“As Archbishop of the Church of Sweden, I stand before you, the Sami, and confess that we have NOT engaged with you at eye level. We have been curved inward on ourselves, we have not stood up to racism and abuse of power. Our backs are bent by the guilt we carry. We have placed unjust burdens on you. We have burdened your ancestors with shame and pain that has been inherited by new generations.”

Jackelén continued, “We cannot undo what has been done. But we can feel remorse for our part in Sweden’s colonial history. We can feel remorse for our inability and unwillingness to accept the truth and meet you at eye level.”

The Sámi shared personal accounts of mistreatment, the colonialization of Sámi land and horrific boarding school experiences inflicted on the Sámi People.

“The testimonies we have heard today confirm our church’s complicity in the abuse of the Sámi, said Archbishop Jackelén. “The wounds, the pain, the shame, the self-loathing, the anger and the difficult memories are real. When we failed the Sámi people, we also failed our Creator. We have not been faithful in our discipleship. We have not been responsive to the presence of the Holy Spirit in Creation.”

Warning that the church must not repeat the errors of the past, Jackelén urged, “While we wait, we pray to God and ask you that we may increasingly meet each other at eye level. That we do not repeat past mistakes. That we all let ourselves be touched by Jesus, who gets down on his knees to straighten those who stoop. Both those of us who bear the burdens of the victims and those of us who bear the burdens of wrongs committed in the name of the Church. Those of us who bear the perpetrators’ burdens of guilt and those of us who bear the victims’ burdens of suffering. So that we can recognize Christ in each other.”

Members of the Sámi community attending the service described the event as the beginning of a long journey. "My hope and belief is that this apology will lead to a change," said Ingrid Inga, chair of the Sámi Council of the Church of Sweden. “I feel very humble to be part of this apology, and that it isn't just empty words from the Church. It comes with commitments and a ten-year process where they will be realized."

The Church of Sweden will allocate EUR 3.9 million toward a 10-year plan to achieve the eight commitments for reconciliation.
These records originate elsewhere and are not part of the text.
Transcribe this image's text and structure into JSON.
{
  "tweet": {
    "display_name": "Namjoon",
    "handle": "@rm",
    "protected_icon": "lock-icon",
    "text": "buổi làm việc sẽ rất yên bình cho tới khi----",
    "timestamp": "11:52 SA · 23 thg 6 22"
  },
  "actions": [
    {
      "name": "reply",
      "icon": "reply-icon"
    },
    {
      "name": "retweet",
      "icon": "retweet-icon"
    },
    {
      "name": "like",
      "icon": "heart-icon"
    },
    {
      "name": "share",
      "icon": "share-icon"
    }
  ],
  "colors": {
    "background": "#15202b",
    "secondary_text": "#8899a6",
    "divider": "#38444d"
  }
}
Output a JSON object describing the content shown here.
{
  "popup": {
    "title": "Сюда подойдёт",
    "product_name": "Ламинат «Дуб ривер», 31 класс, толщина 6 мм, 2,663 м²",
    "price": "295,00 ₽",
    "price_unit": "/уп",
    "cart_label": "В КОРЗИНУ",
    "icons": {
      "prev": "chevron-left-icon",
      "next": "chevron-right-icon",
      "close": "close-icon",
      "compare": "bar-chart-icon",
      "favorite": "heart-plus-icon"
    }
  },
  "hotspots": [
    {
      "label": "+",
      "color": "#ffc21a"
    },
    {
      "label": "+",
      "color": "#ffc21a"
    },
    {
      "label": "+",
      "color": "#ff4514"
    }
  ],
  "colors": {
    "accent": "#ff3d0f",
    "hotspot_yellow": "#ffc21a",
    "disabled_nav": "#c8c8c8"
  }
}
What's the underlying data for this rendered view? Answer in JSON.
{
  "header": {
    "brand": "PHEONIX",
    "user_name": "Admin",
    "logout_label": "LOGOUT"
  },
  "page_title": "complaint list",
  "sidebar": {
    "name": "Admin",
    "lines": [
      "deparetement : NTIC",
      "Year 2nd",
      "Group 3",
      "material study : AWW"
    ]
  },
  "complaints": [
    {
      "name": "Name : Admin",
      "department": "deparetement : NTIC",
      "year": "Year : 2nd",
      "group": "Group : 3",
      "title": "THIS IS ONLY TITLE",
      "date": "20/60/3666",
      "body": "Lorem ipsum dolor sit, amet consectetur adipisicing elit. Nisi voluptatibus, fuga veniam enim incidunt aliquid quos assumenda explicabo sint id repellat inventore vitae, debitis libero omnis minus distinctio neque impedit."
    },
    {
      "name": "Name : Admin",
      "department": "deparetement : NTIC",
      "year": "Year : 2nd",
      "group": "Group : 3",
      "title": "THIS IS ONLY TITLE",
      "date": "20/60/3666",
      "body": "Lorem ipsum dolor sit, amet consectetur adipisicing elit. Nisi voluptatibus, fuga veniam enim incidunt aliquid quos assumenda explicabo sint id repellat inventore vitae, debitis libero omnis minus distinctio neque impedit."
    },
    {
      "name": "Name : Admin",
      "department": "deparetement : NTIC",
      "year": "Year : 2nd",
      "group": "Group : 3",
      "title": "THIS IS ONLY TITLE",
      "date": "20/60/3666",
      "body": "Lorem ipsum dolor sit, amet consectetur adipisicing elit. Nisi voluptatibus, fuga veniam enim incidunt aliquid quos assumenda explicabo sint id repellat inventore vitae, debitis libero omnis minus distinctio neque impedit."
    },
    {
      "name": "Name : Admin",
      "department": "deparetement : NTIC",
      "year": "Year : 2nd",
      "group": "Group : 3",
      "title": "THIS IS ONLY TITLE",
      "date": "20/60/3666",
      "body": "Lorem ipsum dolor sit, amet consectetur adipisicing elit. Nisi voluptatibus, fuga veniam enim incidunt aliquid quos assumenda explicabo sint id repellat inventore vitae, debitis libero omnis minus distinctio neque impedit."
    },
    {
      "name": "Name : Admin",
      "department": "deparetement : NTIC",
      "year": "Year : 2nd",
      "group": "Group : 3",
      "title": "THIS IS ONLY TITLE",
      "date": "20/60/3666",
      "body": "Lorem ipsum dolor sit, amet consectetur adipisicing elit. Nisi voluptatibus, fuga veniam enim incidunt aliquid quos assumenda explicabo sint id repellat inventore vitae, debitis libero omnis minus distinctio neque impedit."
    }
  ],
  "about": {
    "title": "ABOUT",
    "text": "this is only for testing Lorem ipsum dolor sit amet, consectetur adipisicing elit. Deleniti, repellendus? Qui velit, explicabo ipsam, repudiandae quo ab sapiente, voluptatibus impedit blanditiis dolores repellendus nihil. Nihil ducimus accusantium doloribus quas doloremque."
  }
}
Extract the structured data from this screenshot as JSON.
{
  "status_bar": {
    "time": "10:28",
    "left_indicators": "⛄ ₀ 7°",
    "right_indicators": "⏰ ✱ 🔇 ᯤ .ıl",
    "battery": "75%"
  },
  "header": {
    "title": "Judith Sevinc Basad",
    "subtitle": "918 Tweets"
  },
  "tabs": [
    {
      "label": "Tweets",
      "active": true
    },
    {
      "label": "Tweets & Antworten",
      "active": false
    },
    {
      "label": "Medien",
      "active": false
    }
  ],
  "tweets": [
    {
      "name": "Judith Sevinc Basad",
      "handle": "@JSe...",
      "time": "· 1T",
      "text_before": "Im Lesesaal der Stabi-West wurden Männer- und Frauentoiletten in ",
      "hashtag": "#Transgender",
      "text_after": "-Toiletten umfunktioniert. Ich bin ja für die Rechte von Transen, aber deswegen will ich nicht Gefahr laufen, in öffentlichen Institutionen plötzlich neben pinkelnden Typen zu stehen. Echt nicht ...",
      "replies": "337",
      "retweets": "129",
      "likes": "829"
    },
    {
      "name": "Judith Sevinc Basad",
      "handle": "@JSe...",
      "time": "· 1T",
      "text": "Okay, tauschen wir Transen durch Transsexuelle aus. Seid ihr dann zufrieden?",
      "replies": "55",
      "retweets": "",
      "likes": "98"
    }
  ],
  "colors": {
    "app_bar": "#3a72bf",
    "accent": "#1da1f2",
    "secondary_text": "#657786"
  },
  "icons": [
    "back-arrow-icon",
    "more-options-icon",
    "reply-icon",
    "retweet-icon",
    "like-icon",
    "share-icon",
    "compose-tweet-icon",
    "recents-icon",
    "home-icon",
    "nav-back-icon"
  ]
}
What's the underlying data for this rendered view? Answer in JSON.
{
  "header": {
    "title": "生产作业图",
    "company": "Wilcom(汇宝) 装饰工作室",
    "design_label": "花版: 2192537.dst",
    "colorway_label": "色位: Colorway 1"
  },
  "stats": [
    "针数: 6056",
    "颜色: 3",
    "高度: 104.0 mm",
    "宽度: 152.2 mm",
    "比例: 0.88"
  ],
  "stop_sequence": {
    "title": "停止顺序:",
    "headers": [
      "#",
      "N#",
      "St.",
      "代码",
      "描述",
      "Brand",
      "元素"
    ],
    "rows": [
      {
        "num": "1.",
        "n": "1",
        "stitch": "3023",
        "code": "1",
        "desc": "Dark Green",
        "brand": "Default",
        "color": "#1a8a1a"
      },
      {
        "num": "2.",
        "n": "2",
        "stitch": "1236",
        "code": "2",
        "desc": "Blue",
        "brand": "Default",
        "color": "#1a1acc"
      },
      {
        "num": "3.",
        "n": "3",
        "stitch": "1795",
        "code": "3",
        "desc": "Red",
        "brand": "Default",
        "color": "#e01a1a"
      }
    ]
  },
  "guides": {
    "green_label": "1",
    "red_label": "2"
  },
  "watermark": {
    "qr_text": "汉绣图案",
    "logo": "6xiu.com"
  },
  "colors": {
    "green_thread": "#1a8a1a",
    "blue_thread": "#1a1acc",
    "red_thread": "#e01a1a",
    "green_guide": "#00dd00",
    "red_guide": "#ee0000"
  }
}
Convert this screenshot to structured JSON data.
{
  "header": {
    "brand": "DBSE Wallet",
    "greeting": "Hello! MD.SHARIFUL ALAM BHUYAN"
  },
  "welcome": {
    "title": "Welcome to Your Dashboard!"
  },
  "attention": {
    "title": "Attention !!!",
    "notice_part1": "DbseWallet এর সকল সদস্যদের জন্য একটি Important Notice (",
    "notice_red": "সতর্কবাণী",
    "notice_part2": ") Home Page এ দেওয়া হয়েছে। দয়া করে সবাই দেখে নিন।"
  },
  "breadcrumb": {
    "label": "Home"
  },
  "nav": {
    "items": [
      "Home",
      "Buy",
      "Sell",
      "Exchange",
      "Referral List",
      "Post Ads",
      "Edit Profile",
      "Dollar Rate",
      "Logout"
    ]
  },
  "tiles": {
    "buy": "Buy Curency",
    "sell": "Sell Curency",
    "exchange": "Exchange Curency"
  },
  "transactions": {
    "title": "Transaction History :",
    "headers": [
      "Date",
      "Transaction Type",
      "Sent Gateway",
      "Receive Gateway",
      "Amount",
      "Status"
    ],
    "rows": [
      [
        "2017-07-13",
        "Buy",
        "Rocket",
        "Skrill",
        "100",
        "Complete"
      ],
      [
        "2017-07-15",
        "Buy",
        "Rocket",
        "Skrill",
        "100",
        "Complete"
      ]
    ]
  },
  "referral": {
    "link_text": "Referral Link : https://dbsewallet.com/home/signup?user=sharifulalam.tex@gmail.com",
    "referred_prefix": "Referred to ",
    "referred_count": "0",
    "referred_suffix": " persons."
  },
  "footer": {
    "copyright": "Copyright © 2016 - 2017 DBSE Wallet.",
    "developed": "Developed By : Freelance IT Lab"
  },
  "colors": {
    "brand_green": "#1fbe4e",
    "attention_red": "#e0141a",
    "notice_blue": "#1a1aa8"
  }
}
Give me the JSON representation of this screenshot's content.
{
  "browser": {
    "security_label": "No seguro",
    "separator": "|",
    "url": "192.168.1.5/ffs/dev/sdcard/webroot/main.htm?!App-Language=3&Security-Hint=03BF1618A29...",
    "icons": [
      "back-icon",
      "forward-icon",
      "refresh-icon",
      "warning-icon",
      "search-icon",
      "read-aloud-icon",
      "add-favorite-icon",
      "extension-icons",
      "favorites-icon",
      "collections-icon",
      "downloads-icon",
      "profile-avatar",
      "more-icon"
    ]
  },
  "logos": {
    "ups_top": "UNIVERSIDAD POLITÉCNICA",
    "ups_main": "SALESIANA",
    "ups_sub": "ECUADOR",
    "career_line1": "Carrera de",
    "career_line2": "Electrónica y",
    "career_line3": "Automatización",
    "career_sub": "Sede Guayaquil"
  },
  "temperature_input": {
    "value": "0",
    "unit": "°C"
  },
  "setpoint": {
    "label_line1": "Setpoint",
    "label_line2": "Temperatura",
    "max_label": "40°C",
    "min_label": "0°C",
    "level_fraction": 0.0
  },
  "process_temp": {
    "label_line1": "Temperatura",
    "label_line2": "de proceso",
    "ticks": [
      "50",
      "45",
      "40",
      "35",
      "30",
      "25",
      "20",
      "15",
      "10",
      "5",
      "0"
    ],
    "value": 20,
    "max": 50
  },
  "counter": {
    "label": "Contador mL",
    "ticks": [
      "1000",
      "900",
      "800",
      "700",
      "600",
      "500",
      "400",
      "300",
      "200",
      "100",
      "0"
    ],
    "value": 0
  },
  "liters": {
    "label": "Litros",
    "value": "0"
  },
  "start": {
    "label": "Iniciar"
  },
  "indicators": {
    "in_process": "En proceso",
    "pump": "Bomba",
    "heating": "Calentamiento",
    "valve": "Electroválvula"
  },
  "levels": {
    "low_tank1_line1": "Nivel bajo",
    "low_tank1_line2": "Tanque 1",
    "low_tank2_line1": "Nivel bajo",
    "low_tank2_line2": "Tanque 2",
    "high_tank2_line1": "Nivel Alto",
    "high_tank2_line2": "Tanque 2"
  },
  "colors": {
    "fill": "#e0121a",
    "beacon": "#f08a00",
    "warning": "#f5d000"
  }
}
These include pledges to strengthen and revitalize the Sámi languages, to increase the influence and participation of the Sámi people in the Church of Sweden and to increase awareness of the church’s historical relations and abuses against the Sámi people.

LWF/A.Gray